Under the Agricultural and Veterinary Chemicals (Control of Use) Act 1992 it is an offence to undertake agricultural spraying which:
- injures any plants or stock outside of the target area
- injures any land outside the target area so that growing plants, or keeping stock on that land would result in contamination, or
- is likely to contaminate any agricultural produce derived from plants or stock outside the target area.
Tips to minimise off-target spray drift
A combination of factors can contribute to spray drift, including the volatility of the chemical, weather conditions, equipment and droplet size. Below are some handy tips to help chemical users minimise off-target spray drift:
Always read and follow the product label directions, including any restrictions. Many labels now detail weather conditions, droplet size, equipment and spray drift restraints and/or mandatory no-spray zones to help users manage drift.
Before you start, check that the weather conditions are suitable for spraying (i.e. wind speeds between 3-15 km/h, blowing away from sensitive crops/areas, Delta T between two and eight, no inversion layer present). If the weather is unstable or unpredictable, don't spray.
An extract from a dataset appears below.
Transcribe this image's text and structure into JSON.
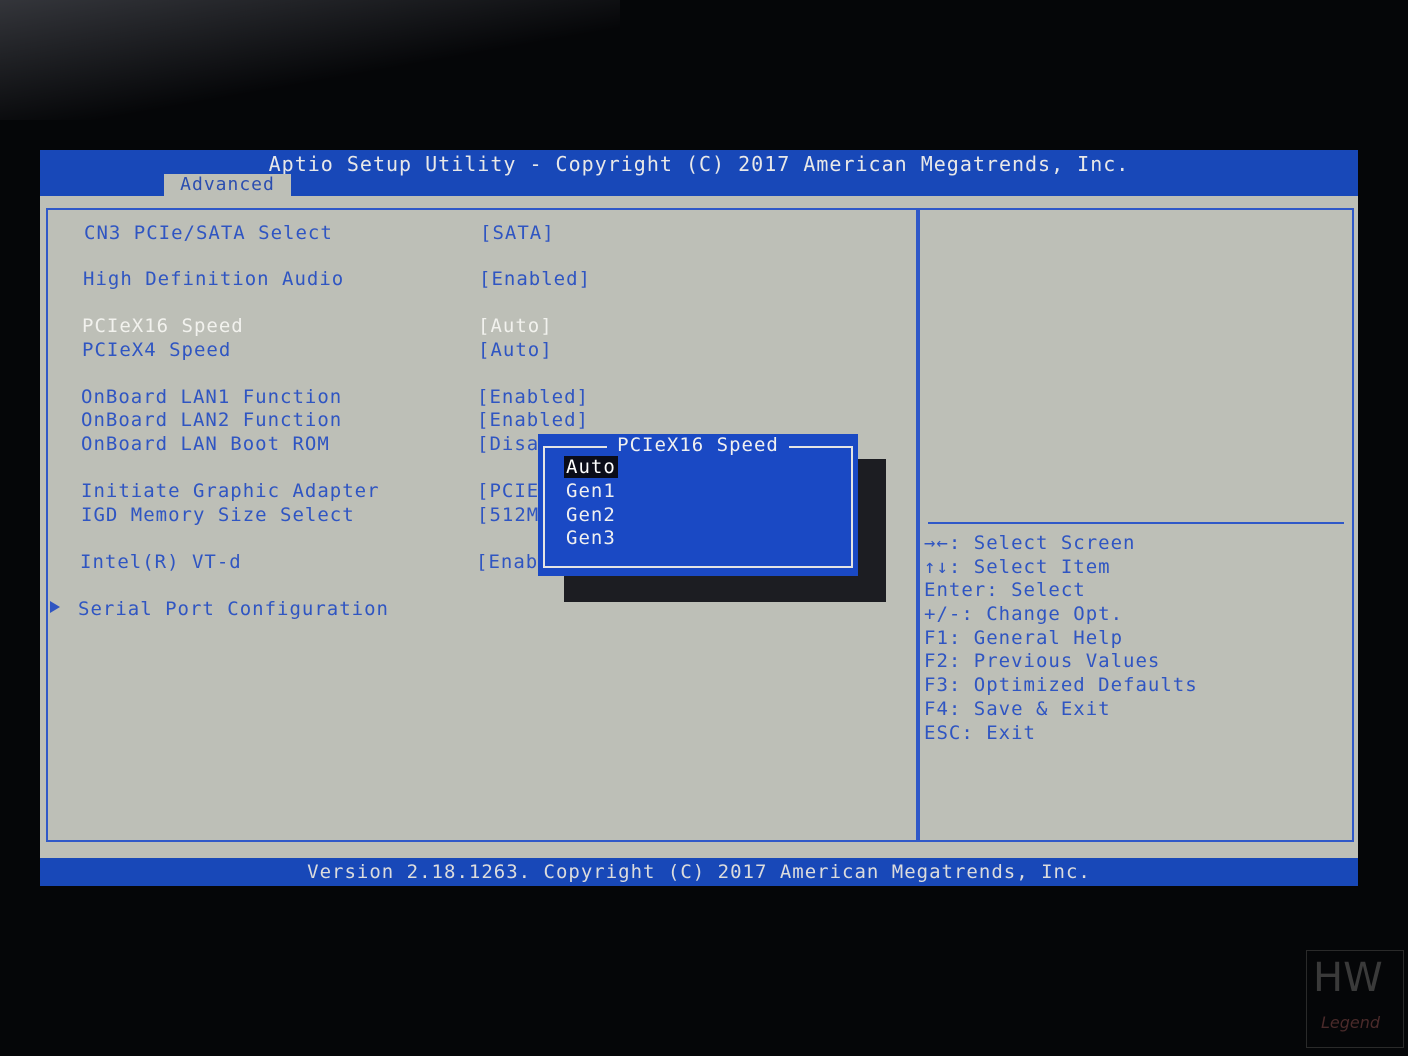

Continue to monitor weather conditions while spraying and stop spraying if it turns unfavourable.
Choose a chemical formulation that is less likely to drift off-target (e.g. use amine formulations of 2,4-D instead of high volatile ester formulations).
Check for susceptible plants, animals and areas (e.g. stream, bee hives) close to the target area and put strategies in place to protect them from drift (e.g. use a buffer zone or leave an unsprayed buffer next to a susceptible crop).
Discuss your spray plans with neighbouring properties, particularly if you plan to spray near a sensitive crop or area. This provides them with the opportunity to implement protective measures on their property if needed and can help avoid complaints later.
Ensure your equipment is set up and calibrated correctly.
Use a nozzle or sprayer setting that produces the largest possible droplet size (coarsest spray quality) without compromising the efficacy of the chemical. Larger droplets are less likely to drift.
The Australian Pesticides and Veterinary Medicines Authority (APVMA) publishes the Operating Principles in Relation to Spray Drift Risk which mandates specific label instructions based on potential impacts of spray drift.
A factsheet from the Grains Research Development Council (GRDC) describing best management practices to avoid spray drift.
A department information note explaining some of the Operating Principles in Relation to Spray Drift Risk such as how to correctly apply no spray zone labels.
Buffer zones and vegetative barriers are valuable tools that can be used to reduce the
Information on managing risks associated with agricultural spraying near apiary sites.
Living in harmony- pesticides and bees
Note: This Guide to Estimating Wind Speed is not intended as a substitute for electronic
DPI guide to estimating wind speed
A factsheet produced by the Grains Research Development Council (GRDC)
It is unsafe to spray when conditions favour surface temperature inversions, due to the potential for spray drift. Learn how to identify weather conditions associated with surface temperature inversions.
An information note explaining the risks associated with volatile vapour production